- 4: Application uses BEM, SMACCS or another set of naming conventions for classes; all developers can explain those naming conventions. The form uses WAI-ARIA and is fully accessible.
- 3: Application uses markup that is easy to read and follows across naming conventions.
- 2: Application uses markup that incorporates semantic HTML elements and has a simple, clean HTML structure.
- 1: Application uses markup that meets the criteria of the Turing HTML Style Guide.
- Code is well refactored and demonstrates developer empathy.
- No global variables are used aside from query selectors, start time, and instances of
Deck. If you feel you need more because you are building out additional functionality that requires a global variable, please check in with an instructor.
- All functions are less than 10 lines long or otherwise demonstrate SRP.
- The separation of data model logic and presentational logic is clear and can be explained by all developers in the team.
- The application correctly implements a data model for the
Deckclasses, including all required methods.
- Developers can speak to the role of each class.
- All DOM manipulation is handled exclusively in
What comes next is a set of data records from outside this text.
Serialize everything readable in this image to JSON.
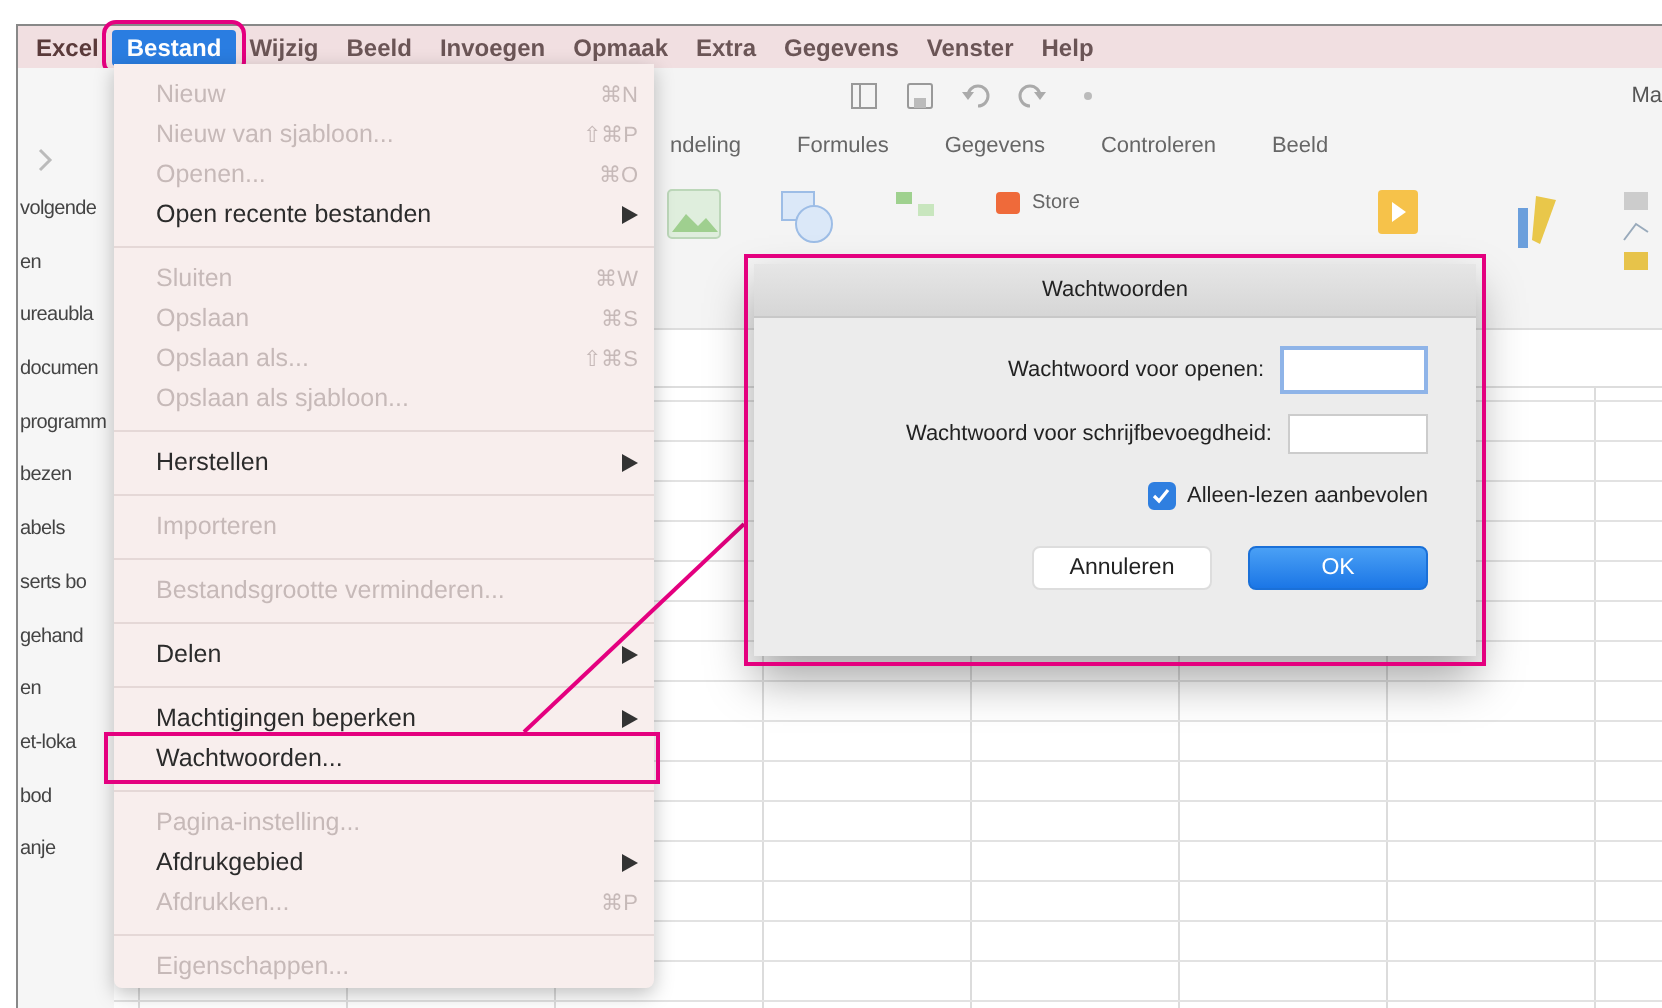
{
  "menubar": [
    {
      "label": "Excel",
      "kind": "app",
      "selected": false,
      "annotated": false
    },
    {
      "label": "Bestand",
      "kind": "menu",
      "selected": true,
      "annotated": true
    },
    {
      "label": "Wijzig",
      "kind": "menu",
      "selected": false,
      "annotated": false
    },
    {
      "label": "Beeld",
      "kind": "menu",
      "selected": false,
      "annotated": false
    },
    {
      "label": "Invoegen",
      "kind": "menu",
      "selected": false,
      "annotated": false
    },
    {
      "label": "Opmaak",
      "kind": "menu",
      "selected": false,
      "annotated": false
    },
    {
      "label": "Extra",
      "kind": "menu",
      "selected": false,
      "annotated": false
    },
    {
      "label": "Gegevens",
      "kind": "menu",
      "selected": false,
      "annotated": false
    },
    {
      "label": "Venster",
      "kind": "menu",
      "selected": false,
      "annotated": false
    },
    {
      "label": "Help",
      "kind": "menu",
      "selected": false,
      "annotated": false
    }
  ],
  "excel": {
    "title": "Ma",
    "ribbon_tabs": [
      "ndeling",
      "Formules",
      "Gegevens",
      "Controleren",
      "Beeld"
    ],
    "store_button": "Store"
  },
  "sidebar": [
    "volgende",
    "en",
    "ureaubla",
    "documen",
    "programm",
    "bezen",
    "abels",
    "serts bo",
    "gehand",
    "en",
    "et-loka",
    "bod",
    "anje"
  ],
  "file_menu": [
    {
      "kind": "item",
      "label": "Nieuw",
      "shortcut": "⌘N",
      "disabled": true,
      "submenu": false,
      "annotated": false
    },
    {
      "kind": "item",
      "label": "Nieuw van sjabloon...",
      "shortcut": "⇧⌘P",
      "disabled": true,
      "submenu": false,
      "annotated": false
    },
    {
      "kind": "item",
      "label": "Openen...",
      "shortcut": "⌘O",
      "disabled": true,
      "submenu": false,
      "annotated": false
    },
    {
      "kind": "item",
      "label": "Open recente bestanden",
      "disabled": false,
      "submenu": true,
      "annotated": false
    },
    {
      "kind": "separator"
    },
    {
      "kind": "item",
      "label": "Sluiten",
      "shortcut": "⌘W",
      "disabled": true,
      "submenu": false,
      "annotated": false
    },
    {
      "kind": "item",
      "label": "Opslaan",
      "shortcut": "⌘S",
      "disabled": true,
      "submenu": false,
      "annotated": false
    },
    {
      "kind": "item",
      "label": "Opslaan als...",
      "shortcut": "⇧⌘S",
      "disabled": true,
      "submenu": false,
      "annotated": false
    },
    {
      "kind": "item",
      "label": "Opslaan als sjabloon...",
      "disabled": true,
      "submenu": false,
      "annotated": false
    },
    {
      "kind": "separator"
    },
    {
      "kind": "item",
      "label": "Herstellen",
      "disabled": false,
      "submenu": true,
      "annotated": false
    },
    {
      "kind": "separator"
    },
    {
      "kind": "item",
      "label": "Importeren",
      "disabled": true,
      "submenu": false,
      "annotated": false
    },
    {
      "kind": "separator"
    },
    {
      "kind": "item",
      "label": "Bestandsgrootte verminderen...",
      "disabled": true,
      "submenu": false,
      "annotated": false
    },
    {
      "kind": "separator"
    },
    {
      "kind": "item",
      "label": "Delen",
      "disabled": false,
      "submenu": true,
      "annotated": false
    },
    {
      "kind": "separator"
    },
    {
      "kind": "item",
      "label": "Machtigingen beperken",
      "disabled": false,
      "submenu": true,
      "annotated": false
    },
    {
      "kind": "item",
      "label": "Wachtwoorden...",
      "disabled": false,
      "submenu": false,
      "annotated": true
    },
    {
      "kind": "separator"
    },
    {
      "kind": "item",
      "label": "Pagina-instelling...",
      "disabled": true,
      "submenu": false,
      "annotated": false
    },
    {
      "kind": "item",
      "label": "Afdrukgebied",
      "disabled": false,
      "submenu": true,
      "annotated": false
    },
    {
      "kind": "item",
      "label": "Afdrukken...",
      "shortcut": "⌘P",
      "disabled": true,
      "submenu": false,
      "annotated": false
    },
    {
      "kind": "separator"
    },
    {
      "kind": "item",
      "label": "Eigenschappen...",
      "disabled": true,
      "submenu": false,
      "annotated": false
    }
  ],
  "dialog": {
    "title": "Wachtwoorden",
    "annotated": true,
    "fields": [
      {
        "label": "Wachtwoord voor openen:",
        "focused": true
      },
      {
        "label": "Wachtwoord voor schrijfbevoegdheid:",
        "focused": false
      }
    ],
    "checkbox": {
      "label": "Alleen-lezen aanbevolen",
      "checked": true
    },
    "buttons": [
      {
        "label": "Annuleren",
        "default": false
      },
      {
        "label": "OK",
        "default": true
      }
    ]
  }
}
- Developers demonstrate understanding and ability to refactor code by having at least 1 example of DRY code that was intentionally reused.
- SRP is evidenced by clear, concise function names; each function only does what the name describes.
- Arguments and parameters are used to limit global variables.
- The event object is used correctly, and is not accepted as a parameter if it is not necessary.
- Developers can speak to how the event object is utilized for any given event handler.
- Function and variable names describe their role in the program. Examples: The name of the data type should not ever be in a variable name (ex: “petArray”); the name itself should be clear enough to indicate the type of data it holds (ex: “allPets”).
- An event handler should not have “handler” in the name (ex: “clickHandler”); the name should indicate the handler’s purpose (ex: “addNewPet”).
- Style and syntax meets the criteria of the Turing JS Style Guide.
- Function declarations are used over anonymous functions in event listeners.